■ BRIEF: Every record, down to the last line, must be given again exactly.

■ TASK MATERIAL:

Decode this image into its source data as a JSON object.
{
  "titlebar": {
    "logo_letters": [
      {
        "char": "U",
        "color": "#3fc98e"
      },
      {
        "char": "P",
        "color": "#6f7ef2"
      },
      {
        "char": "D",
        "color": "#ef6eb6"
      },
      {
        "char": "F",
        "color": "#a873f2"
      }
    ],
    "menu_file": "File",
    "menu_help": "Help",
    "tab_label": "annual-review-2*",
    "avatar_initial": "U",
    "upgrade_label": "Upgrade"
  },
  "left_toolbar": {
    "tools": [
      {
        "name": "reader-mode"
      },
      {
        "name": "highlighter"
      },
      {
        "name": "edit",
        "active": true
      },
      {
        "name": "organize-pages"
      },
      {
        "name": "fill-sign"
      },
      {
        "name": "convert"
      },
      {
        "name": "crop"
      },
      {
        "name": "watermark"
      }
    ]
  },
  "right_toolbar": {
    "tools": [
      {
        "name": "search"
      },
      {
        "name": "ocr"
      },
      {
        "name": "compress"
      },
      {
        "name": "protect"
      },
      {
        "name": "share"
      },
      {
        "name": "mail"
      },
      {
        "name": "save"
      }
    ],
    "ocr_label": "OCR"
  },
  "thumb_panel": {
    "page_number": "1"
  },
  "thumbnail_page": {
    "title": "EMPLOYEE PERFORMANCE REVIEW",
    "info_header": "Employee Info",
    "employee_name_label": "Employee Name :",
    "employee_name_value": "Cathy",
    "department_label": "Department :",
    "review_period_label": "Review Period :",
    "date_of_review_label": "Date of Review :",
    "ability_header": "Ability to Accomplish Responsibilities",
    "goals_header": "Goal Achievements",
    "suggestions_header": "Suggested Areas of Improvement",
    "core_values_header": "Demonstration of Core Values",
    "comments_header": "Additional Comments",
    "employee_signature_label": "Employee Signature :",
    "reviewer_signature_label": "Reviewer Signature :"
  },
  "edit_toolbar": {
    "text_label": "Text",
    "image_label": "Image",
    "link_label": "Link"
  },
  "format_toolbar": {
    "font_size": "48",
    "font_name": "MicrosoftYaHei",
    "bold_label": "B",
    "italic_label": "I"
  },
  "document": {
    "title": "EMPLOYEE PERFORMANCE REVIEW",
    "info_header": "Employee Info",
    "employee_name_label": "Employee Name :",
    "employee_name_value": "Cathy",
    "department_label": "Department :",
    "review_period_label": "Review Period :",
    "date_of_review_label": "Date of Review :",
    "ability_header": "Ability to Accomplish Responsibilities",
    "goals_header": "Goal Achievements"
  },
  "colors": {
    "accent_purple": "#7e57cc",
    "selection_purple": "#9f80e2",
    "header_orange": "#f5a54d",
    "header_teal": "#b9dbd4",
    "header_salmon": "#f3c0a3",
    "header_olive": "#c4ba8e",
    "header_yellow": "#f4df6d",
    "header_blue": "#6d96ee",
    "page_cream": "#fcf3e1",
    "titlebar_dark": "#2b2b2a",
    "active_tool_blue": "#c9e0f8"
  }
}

■ SOLUTION TO THIS PROBLEM:
Decode this image into its source data as a JSON object.
{
  "titlebar": {
    "logo_letters": [
      {
        "char": "U",
        "color": "#3fc98e"
      },
      {
        "char": "P",
        "color": "#6f7ef2"
      },
      {
        "char": "D",
        "color": "#ef6eb6"
      },
      {
        "char": "F",
        "color": "#a873f2"
      }
    ],
    "menu_file": "File",
    "menu_help": "Help",
    "tab_label": "annual-review-2*",
    "avatar_initial": "U",
    "upgrade_label": "Upgrade"
  },
  "left_toolbar": {
    "tools": [
      {
        "name": "reader-mode"
      },
      {
        "name": "highlighter"
      },
      {
        "name": "edit",
        "active": true
      },
      {
        "name": "organize-pages"
      },
      {
        "name": "fill-sign"
      },
      {
        "name": "convert"
      },
      {
        "name": "crop"
      },
      {
        "name": "watermark"
      }
    ]
  },
  "right_toolbar": {
    "tools": [
      {
        "name": "search"
      },
      {
        "name": "ocr"
      },
      {
        "name": "compress"
      },
      {
        "name": "protect"
      },
      {
        "name": "share"
      },
      {
        "name": "mail"
      },
      {
        "name": "save"
      }
    ],
    "ocr_label": "OCR"
  },
  "thumb_panel": {
    "page_number": "1"
  },
  "thumbnail_page": {
    "title": "EMPLOYEE PERFORMANCE REVIEW",
    "info_header": "Employee Info",
    "employee_name_label": "Employee Name :",
    "employee_name_value": "Cathy",
    "department_label": "Department :",
    "review_period_label": "Review Period :",
    "date_of_review_label": "Date of Review :",
    "ability_header": "Ability to Accomplish Responsibilities",
    "goals_header": "Goal Achievements",
    "suggestions_header": "Suggested Areas of Improvement",
    "core_values_header": "Demonstration of Core Values",
    "comments_header": "Additional Comments",
    "employee_signature_label": "Employee Signature :",
    "reviewer_signature_label": "Reviewer Signature :"
  },
  "edit_toolbar": {
    "text_label": "Text",
    "image_label": "Image",
    "link_label": "Link"
  },
  "format_toolbar": {
    "font_size": "48",
    "font_name": "MicrosoftYaHei",
    "bold_label": "B",
    "italic_label": "I"
  },
  "document": {
    "title": "EMPLOYEE PERFORMANCE REVIEW",
    "info_header": "Employee Info",
    "employee_name_label": "Employee Name :",
    "employee_name_value": "Cathy",
    "department_label": "Department :",
    "review_period_label": "Review Period :",
    "date_of_review_label": "Date of Review :",
    "ability_header": "Ability to Accomplish Responsibilities",
    "goals_header": "Goal Achievements"
  },
  "colors": {
    "accent_purple": "#7e57cc",
    "selection_purple": "#9f80e2",
    "header_orange": "#f5a54d",
    "header_teal": "#b9dbd4",
    "header_salmon": "#f3c0a3",
    "header_olive": "#c4ba8e",
    "header_yellow": "#f4df6d",
    "header_blue": "#6d96ee",
    "page_cream": "#fcf3e1",
    "titlebar_dark": "#2b2b2a",
    "active_tool_blue": "#c9e0f8"
  }
}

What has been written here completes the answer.